══ Data provided ══

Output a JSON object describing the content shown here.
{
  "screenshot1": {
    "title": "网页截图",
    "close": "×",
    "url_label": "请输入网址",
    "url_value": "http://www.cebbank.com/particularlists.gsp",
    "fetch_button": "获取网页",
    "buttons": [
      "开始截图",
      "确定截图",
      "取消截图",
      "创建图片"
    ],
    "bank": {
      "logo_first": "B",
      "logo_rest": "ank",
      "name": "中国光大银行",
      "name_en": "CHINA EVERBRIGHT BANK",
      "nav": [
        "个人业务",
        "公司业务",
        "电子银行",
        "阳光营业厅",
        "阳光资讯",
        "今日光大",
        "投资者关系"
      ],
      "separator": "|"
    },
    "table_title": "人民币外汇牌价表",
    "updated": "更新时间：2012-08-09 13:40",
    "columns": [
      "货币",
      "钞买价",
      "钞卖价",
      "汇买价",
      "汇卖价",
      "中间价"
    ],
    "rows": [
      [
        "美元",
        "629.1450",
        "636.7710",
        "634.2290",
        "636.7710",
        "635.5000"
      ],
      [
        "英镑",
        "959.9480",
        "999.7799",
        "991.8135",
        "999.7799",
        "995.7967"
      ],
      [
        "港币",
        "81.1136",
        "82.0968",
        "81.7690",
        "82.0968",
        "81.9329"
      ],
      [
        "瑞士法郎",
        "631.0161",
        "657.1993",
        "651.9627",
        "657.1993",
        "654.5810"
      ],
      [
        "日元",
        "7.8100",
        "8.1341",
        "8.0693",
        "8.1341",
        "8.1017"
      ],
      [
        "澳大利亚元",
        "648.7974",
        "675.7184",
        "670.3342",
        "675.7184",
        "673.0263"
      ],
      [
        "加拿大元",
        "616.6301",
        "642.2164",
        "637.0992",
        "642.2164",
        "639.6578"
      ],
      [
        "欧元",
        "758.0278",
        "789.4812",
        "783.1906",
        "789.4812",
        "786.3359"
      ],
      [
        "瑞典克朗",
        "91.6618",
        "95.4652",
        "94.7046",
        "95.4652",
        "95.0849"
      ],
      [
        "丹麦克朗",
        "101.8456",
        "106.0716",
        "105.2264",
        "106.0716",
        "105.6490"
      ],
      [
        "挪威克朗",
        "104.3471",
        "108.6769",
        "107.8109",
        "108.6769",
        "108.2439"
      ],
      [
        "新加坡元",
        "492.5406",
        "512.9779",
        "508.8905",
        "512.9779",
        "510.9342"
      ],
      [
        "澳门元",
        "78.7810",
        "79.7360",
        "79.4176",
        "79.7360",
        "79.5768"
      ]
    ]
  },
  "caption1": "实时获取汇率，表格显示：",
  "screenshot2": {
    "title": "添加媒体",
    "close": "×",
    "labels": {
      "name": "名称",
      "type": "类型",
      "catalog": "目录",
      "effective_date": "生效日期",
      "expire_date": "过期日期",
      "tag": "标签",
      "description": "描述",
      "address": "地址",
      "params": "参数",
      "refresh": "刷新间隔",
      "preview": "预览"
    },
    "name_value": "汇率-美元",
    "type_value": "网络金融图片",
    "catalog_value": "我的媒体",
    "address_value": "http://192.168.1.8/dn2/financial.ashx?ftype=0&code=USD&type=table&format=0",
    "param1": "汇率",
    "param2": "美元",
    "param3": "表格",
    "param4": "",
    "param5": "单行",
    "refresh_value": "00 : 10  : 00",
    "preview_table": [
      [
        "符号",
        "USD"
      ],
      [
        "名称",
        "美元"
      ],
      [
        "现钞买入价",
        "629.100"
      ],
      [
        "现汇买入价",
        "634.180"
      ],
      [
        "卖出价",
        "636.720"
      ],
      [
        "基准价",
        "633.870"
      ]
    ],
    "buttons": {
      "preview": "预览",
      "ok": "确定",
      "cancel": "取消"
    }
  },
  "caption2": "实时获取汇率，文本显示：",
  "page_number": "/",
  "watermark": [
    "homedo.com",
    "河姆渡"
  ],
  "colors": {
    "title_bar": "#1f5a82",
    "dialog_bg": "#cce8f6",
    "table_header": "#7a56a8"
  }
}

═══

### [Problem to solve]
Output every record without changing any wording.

### [Response]
Output a JSON object describing the content shown here.
{
  "screenshot1": {
    "title": "网页截图",
    "close": "×",
    "url_label": "请输入网址",
    "url_value": "http://www.cebbank.com/particularlists.gsp",
    "fetch_button": "获取网页",
    "buttons": [
      "开始截图",
      "确定截图",
      "取消截图",
      "创建图片"
    ],
    "bank": {
      "logo_first": "B",
      "logo_rest": "ank",
      "name": "中国光大银行",
      "name_en": "CHINA EVERBRIGHT BANK",
      "nav": [
        "个人业务",
        "公司业务",
        "电子银行",
        "阳光营业厅",
        "阳光资讯",
        "今日光大",
        "投资者关系"
      ],
      "separator": "|"
    },
    "table_title": "人民币外汇牌价表",
    "updated": "更新时间：2012-08-09 13:40",
    "columns": [
      "货币",
      "钞买价",
      "钞卖价",
      "汇买价",
      "汇卖价",
      "中间价"
    ],
    "rows": [
      [
        "美元",
        "629.1450",
        "636.7710",
        "634.2290",
        "636.7710",
        "635.5000"
      ],
      [
        "英镑",
        "959.9480",
        "999.7799",
        "991.8135",
        "999.7799",
        "995.7967"
      ],
      [
        "港币",
        "81.1136",
        "82.0968",
        "81.7690",
        "82.0968",
        "81.9329"
      ],
      [
        "瑞士法郎",
        "631.0161",
        "657.1993",
        "651.9627",
        "657.1993",
        "654.5810"
      ],
      [
        "日元",
        "7.8100",
        "8.1341",
        "8.0693",
        "8.1341",
        "8.1017"
      ],
      [
        "澳大利亚元",
        "648.7974",
        "675.7184",
        "670.3342",
        "675.7184",
        "673.0263"
      ],
      [
        "加拿大元",
        "616.6301",
        "642.2164",
        "637.0992",
        "642.2164",
        "639.6578"
      ],
      [
        "欧元",
        "758.0278",
        "789.4812",
        "783.1906",
        "789.4812",
        "786.3359"
      ],
      [
        "瑞典克朗",
        "91.6618",
        "95.4652",
        "94.7046",
        "95.4652",
        "95.0849"
      ],
      [
        "丹麦克朗",
        "101.8456",
        "106.0716",
        "105.2264",
        "106.0716",
        "105.6490"
      ],
      [
        "挪威克朗",
        "104.3471",
        "108.6769",
        "107.8109",
        "108.6769",
        "108.2439"
      ],
      [
        "新加坡元",
        "492.5406",
        "512.9779",
        "508.8905",
        "512.9779",
        "510.9342"
      ],
      [
        "澳门元",
        "78.7810",
        "79.7360",
        "79.4176",
        "79.7360",
        "79.5768"
      ]
    ]
  },
  "caption1": "实时获取汇率，表格显示：",
  "screenshot2": {
    "title": "添加媒体",
    "close": "×",
    "labels": {
      "name": "名称",
      "type": "类型",
      "catalog": "目录",
      "effective_date": "生效日期",
      "expire_date": "过期日期",
      "tag": "标签",
      "description": "描述",
      "address": "地址",
      "params": "参数",
      "refresh": "刷新间隔",
      "preview": "预览"
    },
    "name_value": "汇率-美元",
    "type_value": "网络金融图片",
    "catalog_value": "我的媒体",
    "address_value": "http://192.168.1.8/dn2/financial.ashx?ftype=0&code=USD&type=table&format=0",
    "param1": "汇率",
    "param2": "美元",
    "param3": "表格",
    "param4": "",
    "param5": "单行",
    "refresh_value": "00 : 10  : 00",
    "preview_table": [
      [
        "符号",
        "USD"
      ],
      [
        "名称",
        "美元"
      ],
      [
        "现钞买入价",
        "629.100"
      ],
      [
        "现汇买入价",
        "634.180"
      ],
      [
        "卖出价",
        "636.720"
      ],
      [
        "基准价",
        "633.870"
      ]
    ],
    "buttons": {
      "preview": "预览",
      "ok": "确定",
      "cancel": "取消"
    }
  },
  "caption2": "实时获取汇率，文本显示：",
  "page_number": "/",
  "watermark": [
    "homedo.com",
    "河姆渡"
  ],
  "colors": {
    "title_bar": "#1f5a82",
    "dialog_bg": "#cce8f6",
    "table_header": "#7a56a8"
  }
}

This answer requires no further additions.